[[ Records provided open ]]
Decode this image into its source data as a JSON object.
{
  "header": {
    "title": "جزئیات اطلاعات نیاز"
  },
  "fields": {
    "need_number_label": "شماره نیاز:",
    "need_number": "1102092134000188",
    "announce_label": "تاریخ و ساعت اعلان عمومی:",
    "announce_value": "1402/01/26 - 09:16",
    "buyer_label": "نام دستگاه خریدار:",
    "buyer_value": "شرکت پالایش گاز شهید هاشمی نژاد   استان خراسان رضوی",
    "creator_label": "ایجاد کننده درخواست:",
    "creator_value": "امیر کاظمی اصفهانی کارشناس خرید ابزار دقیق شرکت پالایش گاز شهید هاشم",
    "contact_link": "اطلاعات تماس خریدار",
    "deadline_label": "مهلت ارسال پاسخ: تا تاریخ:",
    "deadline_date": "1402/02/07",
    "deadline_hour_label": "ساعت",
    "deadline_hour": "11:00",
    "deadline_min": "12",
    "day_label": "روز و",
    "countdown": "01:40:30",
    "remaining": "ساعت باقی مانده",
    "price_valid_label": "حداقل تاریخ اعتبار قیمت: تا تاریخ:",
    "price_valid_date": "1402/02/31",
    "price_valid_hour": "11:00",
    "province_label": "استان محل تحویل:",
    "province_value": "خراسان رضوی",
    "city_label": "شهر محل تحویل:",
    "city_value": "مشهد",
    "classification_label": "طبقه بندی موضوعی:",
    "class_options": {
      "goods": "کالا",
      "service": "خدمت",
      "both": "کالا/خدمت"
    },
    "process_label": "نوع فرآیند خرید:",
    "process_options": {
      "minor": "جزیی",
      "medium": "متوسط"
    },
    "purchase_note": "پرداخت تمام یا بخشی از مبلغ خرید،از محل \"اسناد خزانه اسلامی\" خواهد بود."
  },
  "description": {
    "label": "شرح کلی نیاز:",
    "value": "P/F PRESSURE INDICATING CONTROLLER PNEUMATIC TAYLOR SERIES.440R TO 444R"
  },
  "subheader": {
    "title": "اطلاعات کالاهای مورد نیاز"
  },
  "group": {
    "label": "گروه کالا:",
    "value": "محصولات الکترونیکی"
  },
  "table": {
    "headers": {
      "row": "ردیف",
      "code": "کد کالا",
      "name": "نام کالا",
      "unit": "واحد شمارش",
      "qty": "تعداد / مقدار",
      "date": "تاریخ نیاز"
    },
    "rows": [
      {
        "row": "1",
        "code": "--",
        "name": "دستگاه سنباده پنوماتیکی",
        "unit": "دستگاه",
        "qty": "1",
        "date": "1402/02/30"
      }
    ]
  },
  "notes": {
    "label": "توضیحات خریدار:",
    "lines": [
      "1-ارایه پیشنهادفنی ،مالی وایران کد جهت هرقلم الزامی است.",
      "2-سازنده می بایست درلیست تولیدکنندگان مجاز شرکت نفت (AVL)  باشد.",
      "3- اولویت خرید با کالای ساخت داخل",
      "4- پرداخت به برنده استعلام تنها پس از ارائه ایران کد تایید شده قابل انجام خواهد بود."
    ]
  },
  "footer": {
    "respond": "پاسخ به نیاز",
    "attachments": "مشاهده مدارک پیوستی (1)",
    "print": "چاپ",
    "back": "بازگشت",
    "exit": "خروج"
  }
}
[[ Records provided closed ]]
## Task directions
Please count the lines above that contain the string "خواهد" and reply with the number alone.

## Exercise response
2